Practice the first encounter
You know how actors rehearse their roles?
Imagine that you are exactly in the same position. Practicing your first encounter will help you be more relaxed and poised during your conversation. You can go through several talking points so that you can comfortably transition from one subject to another.
Learning how to make a good impression should start even before you actually meet the other person.
Body language can be a dead giveaway—it can easily show how you really feel and what you really think. So it is important to be cognizant of how your body reacts in different situations such as when you are nervous or even over-confident. Smirks, eye rolls, and nervous tics can be perceived as disinterest or impatience, even if that is not your intention.
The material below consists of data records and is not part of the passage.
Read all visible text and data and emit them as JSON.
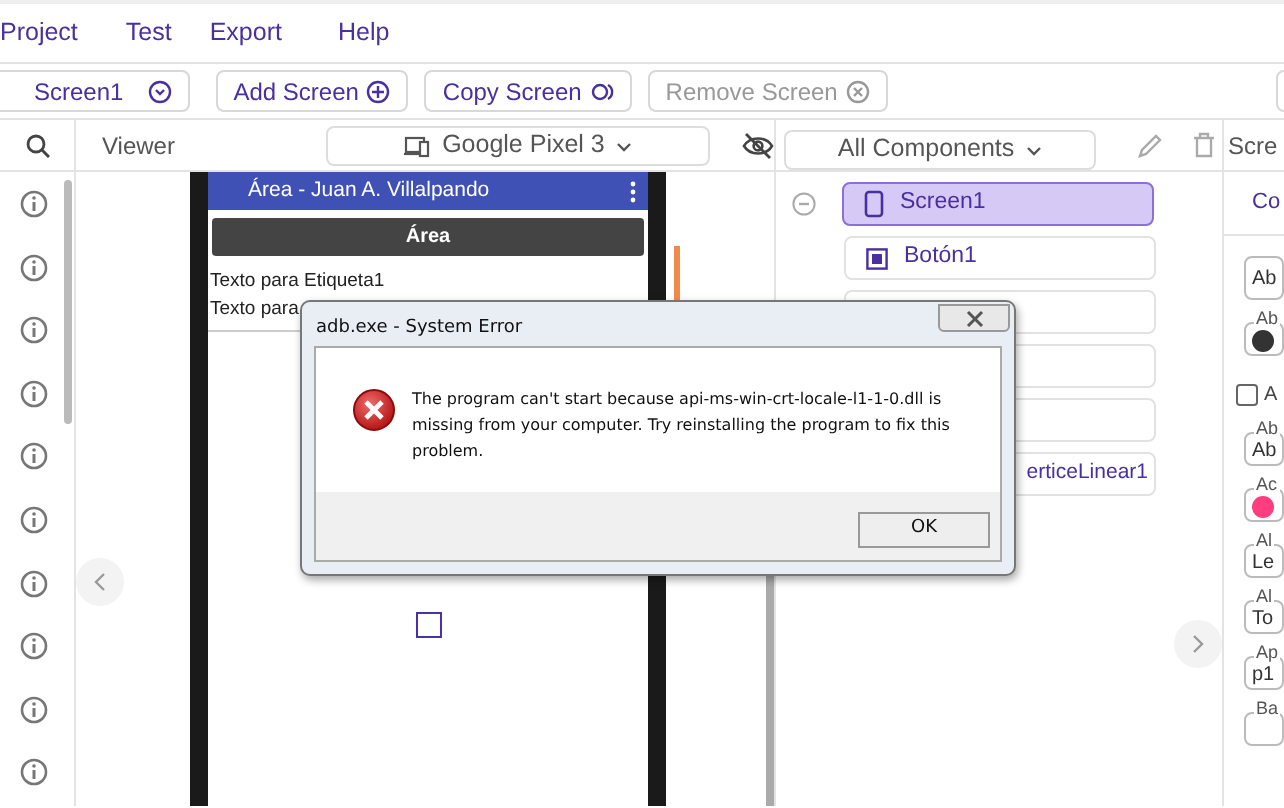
{
  "menu": [
    {
      "label": "Project"
    },
    {
      "label": "Test"
    },
    {
      "label": "Export"
    },
    {
      "label": "Help"
    }
  ],
  "toolbar": {
    "screen_selector": "Screen1",
    "buttons": [
      {
        "label": "Add Screen",
        "kind": "add",
        "disabled": false
      },
      {
        "label": "Copy Screen",
        "kind": "copy",
        "disabled": false
      },
      {
        "label": "Remove Screen",
        "kind": "remove",
        "disabled": true
      }
    ]
  },
  "viewer": {
    "title": "Viewer",
    "device": "Google Pixel 3",
    "app": {
      "title": "Área - Juan A. Villalpando",
      "button": "Área",
      "labels": [
        "Texto para Etiqueta1",
        "Texto para"
      ]
    }
  },
  "components": {
    "filter": "All Components",
    "tree": [
      {
        "label": "Screen1",
        "selected": true,
        "expanded": true,
        "children": [
          {
            "label": "Botón1",
            "selected": false
          },
          {
            "selected": false
          },
          {
            "selected": false
          },
          {
            "selected": false
          },
          {
            "label": "erticeLinear1",
            "selected": false
          }
        ]
      }
    ]
  },
  "properties": {
    "title": "Scre",
    "tab": "Co",
    "fields": [
      {
        "kind": "select",
        "value": "Ab"
      },
      {
        "kind": "color",
        "label": "Ab",
        "color": "#333333"
      },
      {
        "kind": "checkbox",
        "label": "A",
        "checked": false
      },
      {
        "kind": "text",
        "label": "Ab",
        "value": "Ab"
      },
      {
        "kind": "color",
        "label": "Ac",
        "color": "#ff3d7f"
      },
      {
        "kind": "text",
        "label": "Al",
        "value": "Le"
      },
      {
        "kind": "text",
        "label": "Al",
        "value": "To"
      },
      {
        "kind": "text",
        "label": "Ap",
        "value": "p1"
      },
      {
        "kind": "text",
        "label": "Ba"
      }
    ]
  },
  "dialog": {
    "title": "adb.exe - System Error",
    "message": "The program can't start because api-ms-win-crt-locale-l1-1-0.dll is missing from your computer. Try reinstalling the program to fix this problem.",
    "buttons": [
      "OK"
    ]
  }
}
Nerves can sometimes cause us to look everywhere but at the person we are talking to, which can be perceived as rude. Focus on making eye contact when speaking and when listening to others.
A smile goes a long way. If you’re meeting people for the first time, you want to create an impression of being friendly and approachable. If you walk around with a frown or grimace on your face, you may be telling people to keep their distance
Discuss about the next meeting
If you want to really make a good first impression, think ahead. Don’t concentrate all of your energy on the current meeting; you should entertain the possibility of future encounters as well.
Lower your expectations
It is essential to understand that the other person is just as uncomfortable as you are in your first encounter. If you set high expectations, it is guaranteed that you won’t make a great first impression.
Don’t make this first encounter about your self
There are two people involved in any new encounter, so avoid concentrating all the attention on yourself. You should also focus on the other person and try to get to know him better.
Listen to what he’s saying and avoid interrupting him halfway. This way, you’ll encourage him to do the same thing to you
A short introduction can give the other person a brief idea about who you are. It shouldn’t take longer than 10 seconds.
Long introductions aren’t only boring, but they can also prevent the other person from opening himself up. The purpose of an introduction is to create a basis for the conversation so that it continues in a positive manner.